*** SUPPLIED RECORDS Section Begins ***
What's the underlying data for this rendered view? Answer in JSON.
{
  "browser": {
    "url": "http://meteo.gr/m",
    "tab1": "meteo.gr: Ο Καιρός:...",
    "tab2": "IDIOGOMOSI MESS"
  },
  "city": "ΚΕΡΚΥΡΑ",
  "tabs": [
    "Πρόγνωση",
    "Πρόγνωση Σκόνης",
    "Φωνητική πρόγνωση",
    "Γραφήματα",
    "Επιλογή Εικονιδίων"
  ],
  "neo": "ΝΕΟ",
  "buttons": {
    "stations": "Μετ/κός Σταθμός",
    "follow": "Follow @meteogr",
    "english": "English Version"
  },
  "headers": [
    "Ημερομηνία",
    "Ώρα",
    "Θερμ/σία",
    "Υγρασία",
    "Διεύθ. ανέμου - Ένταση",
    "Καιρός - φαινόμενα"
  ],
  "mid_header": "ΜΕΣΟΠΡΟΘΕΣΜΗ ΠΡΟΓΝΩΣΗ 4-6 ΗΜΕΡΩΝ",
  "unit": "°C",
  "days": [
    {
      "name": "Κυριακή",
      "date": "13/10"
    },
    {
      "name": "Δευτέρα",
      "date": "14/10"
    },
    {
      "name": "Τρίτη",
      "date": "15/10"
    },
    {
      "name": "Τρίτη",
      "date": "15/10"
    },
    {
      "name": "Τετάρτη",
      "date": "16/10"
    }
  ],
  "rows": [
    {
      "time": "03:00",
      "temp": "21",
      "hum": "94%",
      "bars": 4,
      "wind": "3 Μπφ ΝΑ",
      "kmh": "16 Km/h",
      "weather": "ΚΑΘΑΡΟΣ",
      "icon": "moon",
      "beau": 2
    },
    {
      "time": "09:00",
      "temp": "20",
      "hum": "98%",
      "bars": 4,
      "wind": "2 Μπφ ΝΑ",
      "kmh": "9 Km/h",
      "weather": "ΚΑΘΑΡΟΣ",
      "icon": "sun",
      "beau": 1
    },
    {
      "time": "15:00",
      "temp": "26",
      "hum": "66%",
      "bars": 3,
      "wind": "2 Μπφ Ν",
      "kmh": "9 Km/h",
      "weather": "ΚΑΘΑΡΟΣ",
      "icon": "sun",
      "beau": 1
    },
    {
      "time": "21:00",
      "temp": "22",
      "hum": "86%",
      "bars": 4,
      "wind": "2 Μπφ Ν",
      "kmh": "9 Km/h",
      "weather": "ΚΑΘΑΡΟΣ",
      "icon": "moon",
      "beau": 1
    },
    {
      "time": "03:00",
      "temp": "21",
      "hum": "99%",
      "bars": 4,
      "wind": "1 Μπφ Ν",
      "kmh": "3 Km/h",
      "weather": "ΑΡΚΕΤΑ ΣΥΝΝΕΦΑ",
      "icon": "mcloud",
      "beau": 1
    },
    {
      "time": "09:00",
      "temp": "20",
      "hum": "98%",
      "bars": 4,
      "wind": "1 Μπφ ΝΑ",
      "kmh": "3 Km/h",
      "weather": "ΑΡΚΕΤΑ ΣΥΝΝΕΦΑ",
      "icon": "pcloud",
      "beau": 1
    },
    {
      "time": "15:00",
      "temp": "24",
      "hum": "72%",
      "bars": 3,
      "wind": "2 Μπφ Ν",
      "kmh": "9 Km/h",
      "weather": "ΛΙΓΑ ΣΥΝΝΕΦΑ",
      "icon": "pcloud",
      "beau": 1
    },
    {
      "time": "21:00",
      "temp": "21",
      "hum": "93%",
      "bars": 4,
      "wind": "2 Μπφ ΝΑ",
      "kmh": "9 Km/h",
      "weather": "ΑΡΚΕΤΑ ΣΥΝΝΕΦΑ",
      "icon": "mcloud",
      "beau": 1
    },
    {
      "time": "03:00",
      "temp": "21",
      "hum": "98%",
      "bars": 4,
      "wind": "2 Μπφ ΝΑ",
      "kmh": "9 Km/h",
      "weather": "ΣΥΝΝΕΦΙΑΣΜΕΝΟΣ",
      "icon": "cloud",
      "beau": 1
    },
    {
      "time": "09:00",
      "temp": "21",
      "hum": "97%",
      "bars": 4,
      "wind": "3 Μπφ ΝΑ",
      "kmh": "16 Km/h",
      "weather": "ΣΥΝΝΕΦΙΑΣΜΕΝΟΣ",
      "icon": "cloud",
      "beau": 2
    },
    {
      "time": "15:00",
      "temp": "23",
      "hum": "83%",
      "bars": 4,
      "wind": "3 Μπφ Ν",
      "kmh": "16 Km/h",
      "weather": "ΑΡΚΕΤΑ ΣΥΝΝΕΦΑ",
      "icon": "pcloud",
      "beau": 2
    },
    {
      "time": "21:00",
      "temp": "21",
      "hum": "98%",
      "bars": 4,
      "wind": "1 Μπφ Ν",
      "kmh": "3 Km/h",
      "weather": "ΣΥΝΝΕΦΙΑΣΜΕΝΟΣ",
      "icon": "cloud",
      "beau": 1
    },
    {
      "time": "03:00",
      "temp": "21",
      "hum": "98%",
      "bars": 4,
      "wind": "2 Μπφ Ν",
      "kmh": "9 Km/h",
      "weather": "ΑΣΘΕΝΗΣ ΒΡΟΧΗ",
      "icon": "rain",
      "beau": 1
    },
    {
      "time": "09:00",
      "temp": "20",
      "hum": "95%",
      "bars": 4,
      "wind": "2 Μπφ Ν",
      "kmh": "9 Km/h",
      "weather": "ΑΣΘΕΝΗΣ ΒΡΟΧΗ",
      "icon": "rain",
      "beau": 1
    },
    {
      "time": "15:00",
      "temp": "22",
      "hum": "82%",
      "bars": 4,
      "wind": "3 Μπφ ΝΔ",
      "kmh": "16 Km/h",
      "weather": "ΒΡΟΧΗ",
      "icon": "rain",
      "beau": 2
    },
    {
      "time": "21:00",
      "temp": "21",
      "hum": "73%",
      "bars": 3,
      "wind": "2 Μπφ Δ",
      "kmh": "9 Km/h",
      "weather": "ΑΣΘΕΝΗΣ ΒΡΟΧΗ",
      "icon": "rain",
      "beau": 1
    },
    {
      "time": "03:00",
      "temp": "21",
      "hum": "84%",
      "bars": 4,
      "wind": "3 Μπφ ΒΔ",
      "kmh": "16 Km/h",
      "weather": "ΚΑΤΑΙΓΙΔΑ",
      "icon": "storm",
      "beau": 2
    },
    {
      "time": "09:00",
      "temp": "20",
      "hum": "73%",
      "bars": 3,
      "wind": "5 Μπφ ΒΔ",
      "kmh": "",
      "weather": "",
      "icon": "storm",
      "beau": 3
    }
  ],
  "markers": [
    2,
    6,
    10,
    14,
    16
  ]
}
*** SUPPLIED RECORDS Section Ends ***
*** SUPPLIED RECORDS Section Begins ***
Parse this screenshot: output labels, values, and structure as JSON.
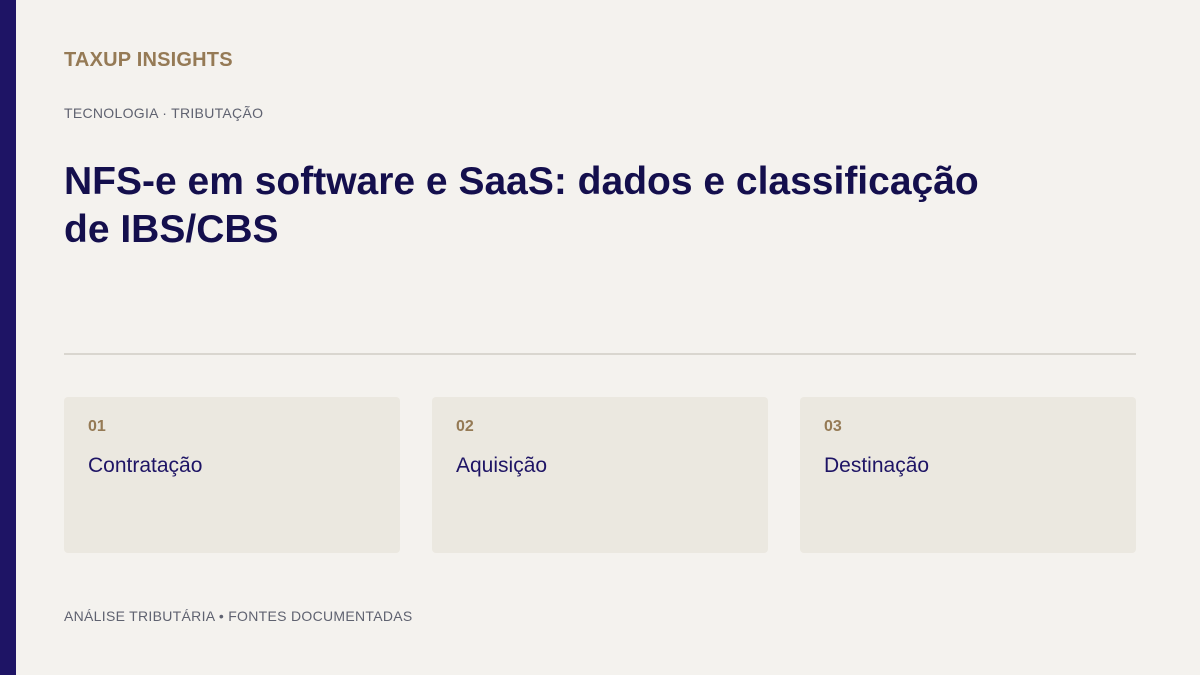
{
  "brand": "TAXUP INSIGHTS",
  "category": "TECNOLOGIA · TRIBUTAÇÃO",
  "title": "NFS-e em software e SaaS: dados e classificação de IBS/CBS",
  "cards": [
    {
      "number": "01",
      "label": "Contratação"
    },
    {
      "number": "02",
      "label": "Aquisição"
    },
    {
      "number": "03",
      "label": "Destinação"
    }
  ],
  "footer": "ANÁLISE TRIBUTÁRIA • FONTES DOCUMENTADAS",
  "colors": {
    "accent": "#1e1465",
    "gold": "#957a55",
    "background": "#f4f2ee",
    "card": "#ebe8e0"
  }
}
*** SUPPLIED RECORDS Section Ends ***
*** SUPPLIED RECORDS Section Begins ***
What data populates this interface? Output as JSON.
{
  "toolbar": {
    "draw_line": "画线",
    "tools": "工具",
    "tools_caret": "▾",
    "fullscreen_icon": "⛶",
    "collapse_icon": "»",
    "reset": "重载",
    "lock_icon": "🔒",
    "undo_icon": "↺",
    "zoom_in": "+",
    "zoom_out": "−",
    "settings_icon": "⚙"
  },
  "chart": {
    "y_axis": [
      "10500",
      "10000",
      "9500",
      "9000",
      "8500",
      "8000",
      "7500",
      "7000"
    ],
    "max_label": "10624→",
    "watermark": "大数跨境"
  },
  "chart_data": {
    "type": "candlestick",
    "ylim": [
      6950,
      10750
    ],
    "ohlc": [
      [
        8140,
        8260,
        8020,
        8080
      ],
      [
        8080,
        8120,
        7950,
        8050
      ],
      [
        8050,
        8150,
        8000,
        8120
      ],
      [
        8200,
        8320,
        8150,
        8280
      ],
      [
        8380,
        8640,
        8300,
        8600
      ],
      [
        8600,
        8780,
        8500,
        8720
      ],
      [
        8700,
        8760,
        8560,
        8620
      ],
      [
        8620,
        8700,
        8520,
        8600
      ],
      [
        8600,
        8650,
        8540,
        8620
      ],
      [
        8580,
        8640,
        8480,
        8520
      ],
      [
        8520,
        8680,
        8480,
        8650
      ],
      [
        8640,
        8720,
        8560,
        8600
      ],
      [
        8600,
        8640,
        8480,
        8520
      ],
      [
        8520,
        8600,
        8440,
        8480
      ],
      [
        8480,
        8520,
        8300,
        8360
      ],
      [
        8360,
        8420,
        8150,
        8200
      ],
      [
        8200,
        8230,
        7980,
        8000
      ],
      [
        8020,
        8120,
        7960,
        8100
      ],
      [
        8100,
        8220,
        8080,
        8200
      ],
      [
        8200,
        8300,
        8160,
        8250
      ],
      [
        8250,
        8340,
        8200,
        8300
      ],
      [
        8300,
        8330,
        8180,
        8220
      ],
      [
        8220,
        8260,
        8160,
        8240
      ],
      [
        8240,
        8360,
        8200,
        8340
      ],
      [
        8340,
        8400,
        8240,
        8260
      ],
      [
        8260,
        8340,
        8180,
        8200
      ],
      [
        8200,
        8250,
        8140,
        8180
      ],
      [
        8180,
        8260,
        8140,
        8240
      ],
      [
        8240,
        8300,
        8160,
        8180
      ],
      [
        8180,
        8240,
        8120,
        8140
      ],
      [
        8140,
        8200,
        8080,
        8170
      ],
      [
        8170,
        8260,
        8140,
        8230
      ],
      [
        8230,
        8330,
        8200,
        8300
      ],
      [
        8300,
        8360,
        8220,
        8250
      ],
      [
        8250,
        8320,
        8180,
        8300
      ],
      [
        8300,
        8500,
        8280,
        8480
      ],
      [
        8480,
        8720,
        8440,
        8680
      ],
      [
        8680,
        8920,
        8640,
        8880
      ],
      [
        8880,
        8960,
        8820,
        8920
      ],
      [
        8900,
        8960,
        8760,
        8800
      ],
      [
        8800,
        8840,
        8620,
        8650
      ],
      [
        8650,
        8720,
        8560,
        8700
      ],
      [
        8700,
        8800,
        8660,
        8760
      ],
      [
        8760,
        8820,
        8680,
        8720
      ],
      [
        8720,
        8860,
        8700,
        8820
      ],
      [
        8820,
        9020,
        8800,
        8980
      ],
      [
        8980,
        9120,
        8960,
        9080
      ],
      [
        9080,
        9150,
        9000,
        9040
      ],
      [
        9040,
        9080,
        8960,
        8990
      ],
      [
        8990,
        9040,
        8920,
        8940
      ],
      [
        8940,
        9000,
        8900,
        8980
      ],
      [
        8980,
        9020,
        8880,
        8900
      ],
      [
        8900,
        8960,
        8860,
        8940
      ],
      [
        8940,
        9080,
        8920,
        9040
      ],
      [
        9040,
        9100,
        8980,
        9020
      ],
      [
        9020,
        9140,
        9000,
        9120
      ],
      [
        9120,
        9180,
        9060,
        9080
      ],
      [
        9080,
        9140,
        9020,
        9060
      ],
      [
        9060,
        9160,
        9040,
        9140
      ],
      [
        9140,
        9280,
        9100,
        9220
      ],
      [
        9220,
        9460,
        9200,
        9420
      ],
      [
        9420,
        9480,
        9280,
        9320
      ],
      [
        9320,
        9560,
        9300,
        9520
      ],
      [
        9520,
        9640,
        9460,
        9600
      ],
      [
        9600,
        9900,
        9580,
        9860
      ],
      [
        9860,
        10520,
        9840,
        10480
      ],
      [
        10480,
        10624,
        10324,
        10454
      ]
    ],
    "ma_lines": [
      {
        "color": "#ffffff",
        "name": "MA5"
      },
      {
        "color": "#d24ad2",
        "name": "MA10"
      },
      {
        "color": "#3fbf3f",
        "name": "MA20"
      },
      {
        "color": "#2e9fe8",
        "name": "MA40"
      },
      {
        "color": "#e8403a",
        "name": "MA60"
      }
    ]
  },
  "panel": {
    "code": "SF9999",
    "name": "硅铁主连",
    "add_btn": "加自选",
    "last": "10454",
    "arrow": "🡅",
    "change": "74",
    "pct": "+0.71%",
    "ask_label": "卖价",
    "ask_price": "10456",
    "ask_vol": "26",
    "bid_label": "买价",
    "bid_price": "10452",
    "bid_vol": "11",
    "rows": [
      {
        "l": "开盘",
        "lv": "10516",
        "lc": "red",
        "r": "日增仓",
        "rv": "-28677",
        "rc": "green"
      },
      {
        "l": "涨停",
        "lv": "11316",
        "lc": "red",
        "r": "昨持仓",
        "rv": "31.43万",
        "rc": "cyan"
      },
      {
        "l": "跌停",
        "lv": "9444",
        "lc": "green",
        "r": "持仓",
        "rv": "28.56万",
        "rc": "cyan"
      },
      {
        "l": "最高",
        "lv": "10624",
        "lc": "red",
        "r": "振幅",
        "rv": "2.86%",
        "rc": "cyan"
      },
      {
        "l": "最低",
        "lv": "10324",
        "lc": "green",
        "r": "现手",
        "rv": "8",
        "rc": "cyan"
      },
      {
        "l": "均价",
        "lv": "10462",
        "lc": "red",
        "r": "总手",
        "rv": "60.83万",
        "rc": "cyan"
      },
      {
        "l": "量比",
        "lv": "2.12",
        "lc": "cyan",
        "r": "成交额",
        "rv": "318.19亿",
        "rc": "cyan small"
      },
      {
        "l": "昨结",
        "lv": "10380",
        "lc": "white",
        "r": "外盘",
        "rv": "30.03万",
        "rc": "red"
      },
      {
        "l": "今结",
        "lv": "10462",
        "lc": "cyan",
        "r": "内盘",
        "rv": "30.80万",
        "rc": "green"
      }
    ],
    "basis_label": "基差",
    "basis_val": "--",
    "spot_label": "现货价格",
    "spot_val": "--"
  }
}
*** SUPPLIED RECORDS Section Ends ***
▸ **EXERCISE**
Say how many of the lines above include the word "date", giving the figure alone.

▸ **ANSWER BOX**
5